In the records that follow, find each line with the word "data" and copy it.

SUPPLIED RECORDS =
*** Block opens ***

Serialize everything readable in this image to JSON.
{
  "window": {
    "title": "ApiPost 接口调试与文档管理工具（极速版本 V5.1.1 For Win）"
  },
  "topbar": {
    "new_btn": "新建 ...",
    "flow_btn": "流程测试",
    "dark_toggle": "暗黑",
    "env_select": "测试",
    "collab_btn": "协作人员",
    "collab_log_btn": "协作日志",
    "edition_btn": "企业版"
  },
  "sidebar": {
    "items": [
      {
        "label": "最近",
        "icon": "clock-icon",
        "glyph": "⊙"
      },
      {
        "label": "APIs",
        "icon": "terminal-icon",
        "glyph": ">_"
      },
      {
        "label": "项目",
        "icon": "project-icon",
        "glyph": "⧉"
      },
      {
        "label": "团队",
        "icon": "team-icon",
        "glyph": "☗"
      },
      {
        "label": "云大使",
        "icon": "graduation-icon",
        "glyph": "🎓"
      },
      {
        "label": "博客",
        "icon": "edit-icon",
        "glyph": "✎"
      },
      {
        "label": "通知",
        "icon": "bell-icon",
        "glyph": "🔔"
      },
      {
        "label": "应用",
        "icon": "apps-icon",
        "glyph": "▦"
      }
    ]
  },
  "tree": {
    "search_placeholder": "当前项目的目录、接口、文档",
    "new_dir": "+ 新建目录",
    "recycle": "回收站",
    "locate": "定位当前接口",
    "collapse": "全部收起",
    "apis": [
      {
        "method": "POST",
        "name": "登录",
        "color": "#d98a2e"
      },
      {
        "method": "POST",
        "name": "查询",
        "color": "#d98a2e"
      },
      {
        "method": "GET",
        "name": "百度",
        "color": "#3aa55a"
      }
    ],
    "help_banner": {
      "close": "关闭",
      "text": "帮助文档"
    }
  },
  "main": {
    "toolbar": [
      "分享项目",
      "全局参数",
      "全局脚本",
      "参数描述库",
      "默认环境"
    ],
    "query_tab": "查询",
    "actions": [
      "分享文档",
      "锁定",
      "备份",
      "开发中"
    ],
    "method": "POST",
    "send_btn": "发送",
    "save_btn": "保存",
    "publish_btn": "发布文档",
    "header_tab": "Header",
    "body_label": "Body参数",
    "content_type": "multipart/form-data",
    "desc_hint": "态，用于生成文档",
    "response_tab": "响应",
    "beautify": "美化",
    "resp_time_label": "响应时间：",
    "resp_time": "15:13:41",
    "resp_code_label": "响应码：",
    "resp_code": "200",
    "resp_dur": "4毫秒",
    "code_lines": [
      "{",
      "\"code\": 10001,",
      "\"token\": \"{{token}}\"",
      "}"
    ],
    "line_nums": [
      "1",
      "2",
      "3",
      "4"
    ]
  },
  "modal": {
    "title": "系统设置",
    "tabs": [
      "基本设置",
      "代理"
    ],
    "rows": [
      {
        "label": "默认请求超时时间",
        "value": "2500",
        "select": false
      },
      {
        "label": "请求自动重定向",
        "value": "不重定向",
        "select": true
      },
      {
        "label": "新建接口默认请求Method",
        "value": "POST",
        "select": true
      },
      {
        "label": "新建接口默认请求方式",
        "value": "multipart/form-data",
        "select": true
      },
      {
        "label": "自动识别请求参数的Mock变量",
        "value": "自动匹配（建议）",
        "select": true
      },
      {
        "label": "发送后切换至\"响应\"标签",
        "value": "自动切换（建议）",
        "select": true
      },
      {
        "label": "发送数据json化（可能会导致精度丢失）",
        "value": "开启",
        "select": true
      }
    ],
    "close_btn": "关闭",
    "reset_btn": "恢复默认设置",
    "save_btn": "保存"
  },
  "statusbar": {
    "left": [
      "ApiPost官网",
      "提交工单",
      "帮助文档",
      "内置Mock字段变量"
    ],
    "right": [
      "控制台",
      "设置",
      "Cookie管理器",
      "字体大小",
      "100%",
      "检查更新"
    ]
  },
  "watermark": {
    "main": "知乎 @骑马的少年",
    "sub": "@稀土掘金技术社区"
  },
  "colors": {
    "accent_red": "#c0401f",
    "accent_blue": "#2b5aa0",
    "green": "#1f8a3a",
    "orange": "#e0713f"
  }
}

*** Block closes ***

WRITTEN RESPONSE =
    "content_type": "multipart/form-data",
        "value": "multipart/form-data",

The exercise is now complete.